The contraceptive pill was introduced more than 60 years ago and has proven to be very effective for many women yet existing methods of contraception are not useful for all. Consequently there is considerable interest in developing new methods of contraception for use in humans and for controlling animal populations.
Contraceptive vaccines are not a new concept and the first report of a human “contraceptive vaccine” was the immunisation of women with semen reported by Baskin in 1932 (1). This was apparently an effective means of contraception. However immunisation with semen is probably not a method that will find favour today and to develop contraceptive vaccines that are useful will require identification of a suitable antigenic target.
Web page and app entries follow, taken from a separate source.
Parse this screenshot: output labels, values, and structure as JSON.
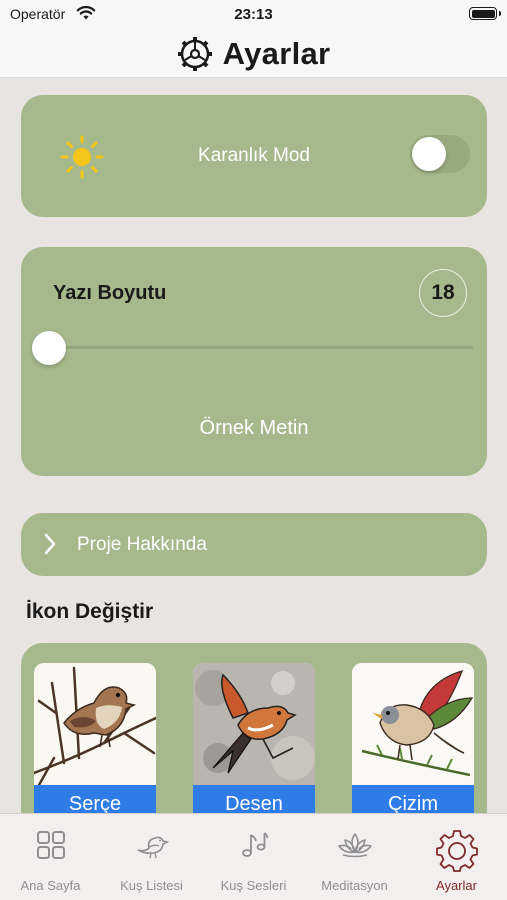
{
  "status": {
    "carrier": "Operatör",
    "time": "23:13"
  },
  "header": {
    "title": "Ayarlar",
    "icon": "gear-icon"
  },
  "dark_mode": {
    "label": "Karanlık Mod",
    "enabled": false,
    "icon": "sun-icon"
  },
  "font_size": {
    "title": "Yazı Boyutu",
    "value": "18",
    "slider_fraction": 0,
    "sample": "Örnek Metin"
  },
  "about": {
    "label": "Proje Hakkında"
  },
  "icon_section": {
    "title": "İkon Değiştir",
    "options": [
      {
        "label": "Serçe"
      },
      {
        "label": "Desen"
      },
      {
        "label": "Çizim"
      }
    ]
  },
  "tabs": [
    {
      "label": "Ana Sayfa",
      "icon": "grid-icon",
      "active": false
    },
    {
      "label": "Kuş Listesi",
      "icon": "bird-icon",
      "active": false
    },
    {
      "label": "Kuş Sesleri",
      "icon": "music-note-icon",
      "active": false
    },
    {
      "label": "Meditasyon",
      "icon": "lotus-icon",
      "active": false
    },
    {
      "label": "Ayarlar",
      "icon": "gear-icon",
      "active": true
    }
  ],
  "colors": {
    "card": "#a6b98c",
    "accent": "#7e2a2a",
    "caption": "#2f7ce6",
    "background": "#e8e4e2"
  }
}
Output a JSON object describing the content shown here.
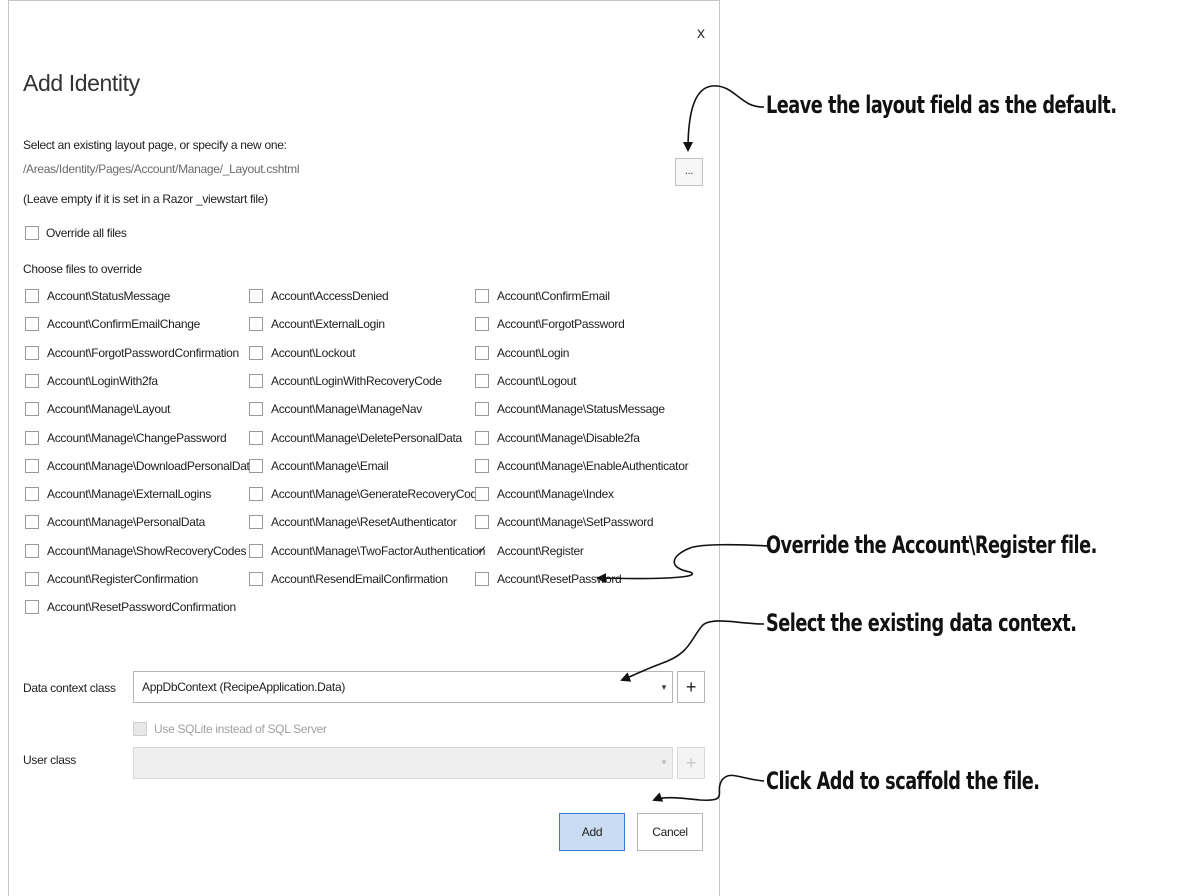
{
  "dialog": {
    "close_label": "x",
    "title": "Add Identity",
    "layout_label": "Select an existing layout page, or specify a new one:",
    "layout_value": "/Areas/Identity/Pages/Account/Manage/_Layout.cshtml",
    "browse_label": "...",
    "layout_hint": "(Leave empty if it is set in a Razor _viewstart file)",
    "override_all_label": "Override all files",
    "choose_label": "Choose files to override",
    "files": [
      {
        "label": "Account\\StatusMessage",
        "checked": false
      },
      {
        "label": "Account\\AccessDenied",
        "checked": false
      },
      {
        "label": "Account\\ConfirmEmail",
        "checked": false
      },
      {
        "label": "Account\\ConfirmEmailChange",
        "checked": false
      },
      {
        "label": "Account\\ExternalLogin",
        "checked": false
      },
      {
        "label": "Account\\ForgotPassword",
        "checked": false
      },
      {
        "label": "Account\\ForgotPasswordConfirmation",
        "checked": false
      },
      {
        "label": "Account\\Lockout",
        "checked": false
      },
      {
        "label": "Account\\Login",
        "checked": false
      },
      {
        "label": "Account\\LoginWith2fa",
        "checked": false
      },
      {
        "label": "Account\\LoginWithRecoveryCode",
        "checked": false
      },
      {
        "label": "Account\\Logout",
        "checked": false
      },
      {
        "label": "Account\\Manage\\Layout",
        "checked": false
      },
      {
        "label": "Account\\Manage\\ManageNav",
        "checked": false
      },
      {
        "label": "Account\\Manage\\StatusMessage",
        "checked": false
      },
      {
        "label": "Account\\Manage\\ChangePassword",
        "checked": false
      },
      {
        "label": "Account\\Manage\\DeletePersonalData",
        "checked": false
      },
      {
        "label": "Account\\Manage\\Disable2fa",
        "checked": false
      },
      {
        "label": "Account\\Manage\\DownloadPersonalData",
        "checked": false
      },
      {
        "label": "Account\\Manage\\Email",
        "checked": false
      },
      {
        "label": "Account\\Manage\\EnableAuthenticator",
        "checked": false
      },
      {
        "label": "Account\\Manage\\ExternalLogins",
        "checked": false
      },
      {
        "label": "Account\\Manage\\GenerateRecoveryCodes",
        "checked": false
      },
      {
        "label": "Account\\Manage\\Index",
        "checked": false
      },
      {
        "label": "Account\\Manage\\PersonalData",
        "checked": false
      },
      {
        "label": "Account\\Manage\\ResetAuthenticator",
        "checked": false
      },
      {
        "label": "Account\\Manage\\SetPassword",
        "checked": false
      },
      {
        "label": "Account\\Manage\\ShowRecoveryCodes",
        "checked": false
      },
      {
        "label": "Account\\Manage\\TwoFactorAuthentication",
        "checked": false
      },
      {
        "label": "Account\\Register",
        "checked": true
      },
      {
        "label": "Account\\RegisterConfirmation",
        "checked": false
      },
      {
        "label": "Account\\ResendEmailConfirmation",
        "checked": false
      },
      {
        "label": "Account\\ResetPassword",
        "checked": false
      },
      {
        "label": "Account\\ResetPasswordConfirmation",
        "checked": false
      }
    ],
    "data_context_label": "Data context class",
    "data_context_value": "AppDbContext (RecipeApplication.Data)",
    "data_context_add": "+",
    "sqlite_label": "Use SQLite instead of SQL Server",
    "user_class_label": "User class",
    "user_class_value": "",
    "user_class_add": "+",
    "add_button": "Add",
    "cancel_button": "Cancel",
    "dropdown_icon": "chevron-down-icon",
    "check_glyph": "✓"
  },
  "annotations": {
    "layout": "Leave the layout field as the default.",
    "register": "Override the Account\\Register file.",
    "context": "Select the existing data context.",
    "add": "Click Add to scaffold the file."
  },
  "colors": {
    "primary_button_bg": "#c9dcf2",
    "primary_button_border": "#3b7bd4",
    "disabled_text": "#a0a0a0"
  }
}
The suitability of antigenic targets will vary between species but there has been considerable work to develop gamete-specific antigens, such as zona pellucida proteins, as contraceptive vaccine targets. One limitation with gamete-specific targets is that they are likely to be expressed only in one sex.
While searching for the antigenic targets of antisperm antibodies that caused infertility in men we discovered SPRASA, a protein whose expression appeared to be limited to the acrosome of sperm. Subsequently, we have also found that SPRASA is expressed in the oocyte, granulosa cells and in the corpora lutea of multiple mammalian species. Immunisation of female mice with recombinant SPRASA resulted in sterility in 70% of the animals and a reduction in litter size/viability in the remainder. Control immunised animals remained fertile. Knockout mice that have the c-terminal portion of the gene encoding SPRASA (SPACA-3) deleted also have significantly reduced litter sizes compared to controls. We have also found that three percent of infertile women have elevated levels of SPRASA-reactive autoantibodies.
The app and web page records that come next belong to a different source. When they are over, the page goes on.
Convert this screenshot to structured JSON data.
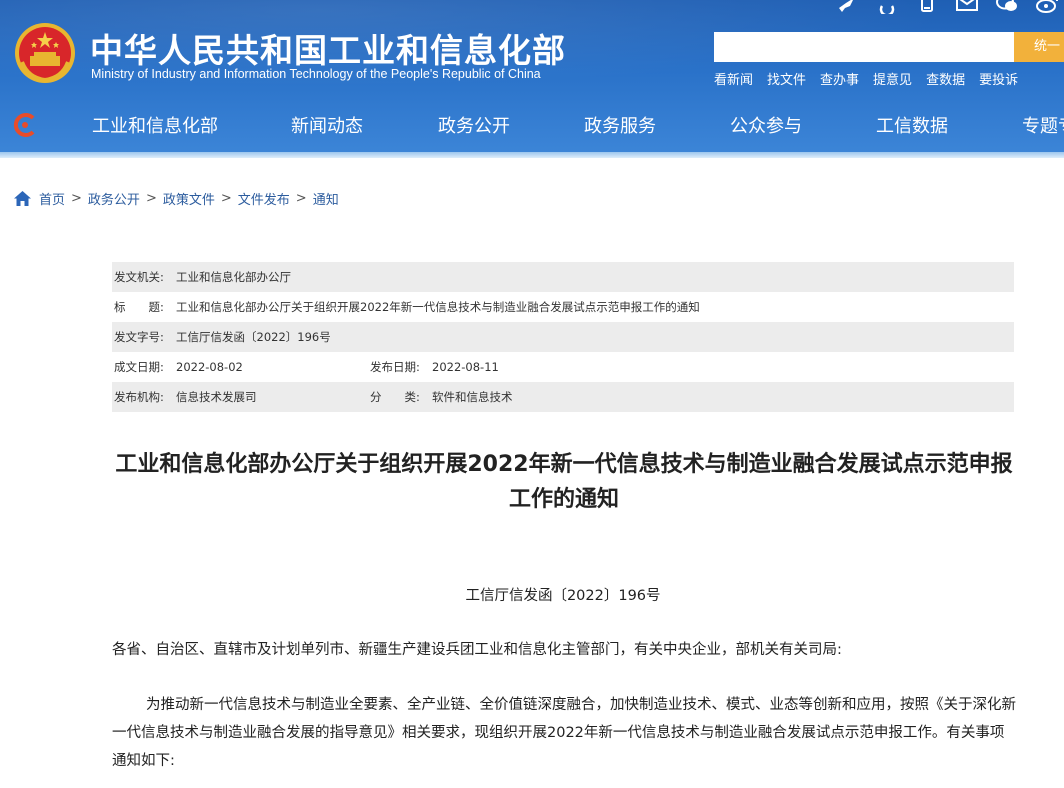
{
  "header": {
    "title_cn": "中华人民共和国工业和信息化部",
    "title_en": "Ministry of Industry and Information Technology of the People's Republic of China",
    "top_icons": [
      "bird-icon",
      "accessibility-icon",
      "mobile-icon",
      "mail-icon",
      "wechat-icon",
      "weibo-icon"
    ],
    "search": {
      "placeholder": "",
      "button": "统一"
    },
    "quick_links": [
      "看新闻",
      "找文件",
      "查办事",
      "提意见",
      "查数据",
      "要投诉"
    ],
    "nav": [
      "工业和信息化部",
      "新闻动态",
      "政务公开",
      "政务服务",
      "公众参与",
      "工信数据",
      "专题专"
    ]
  },
  "breadcrumb": [
    "首页",
    "政务公开",
    "政策文件",
    "文件发布",
    "通知"
  ],
  "meta": {
    "issuer_label": "发文机关:",
    "issuer": "工业和信息化部办公厅",
    "title_label": "标　　题:",
    "title": "工业和信息化部办公厅关于组织开展2022年新一代信息技术与制造业融合发展试点示范申报工作的通知",
    "docno_label": "发文字号:",
    "docno": "工信厅信发函〔2022〕196号",
    "created_label": "成文日期:",
    "created": "2022-08-02",
    "published_label": "发布日期:",
    "published": "2022-08-11",
    "org_label": "发布机构:",
    "org": "信息技术发展司",
    "category_label": "分　　类:",
    "category": "软件和信息技术"
  },
  "article": {
    "title": "工业和信息化部办公厅关于组织开展2022年新一代信息技术与制造业融合发展试点示范申报工作的通知",
    "doc_number": "工信厅信发函〔2022〕196号",
    "paragraph1": "各省、自治区、直辖市及计划单列市、新疆生产建设兵团工业和信息化主管部门，有关中央企业，部机关有关司局:",
    "paragraph2": "为推动新一代信息技术与制造业全要素、全产业链、全价值链深度融合，加快制造业技术、模式、业态等创新和应用，按照《关于深化新一代信息技术与制造业融合发展的指导意见》相关要求，现组织开展2022年新一代信息技术与制造业融合发展试点示范申报工作。有关事项通知如下:"
  },
  "colors": {
    "header_blue": "#2a72c9",
    "search_button": "#f2b13b",
    "link": "#2c5c9e",
    "meta_shade": "#ececec"
  }
}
Together these data suggest SPRASA may be a suitable target for the immune-based control of fertility.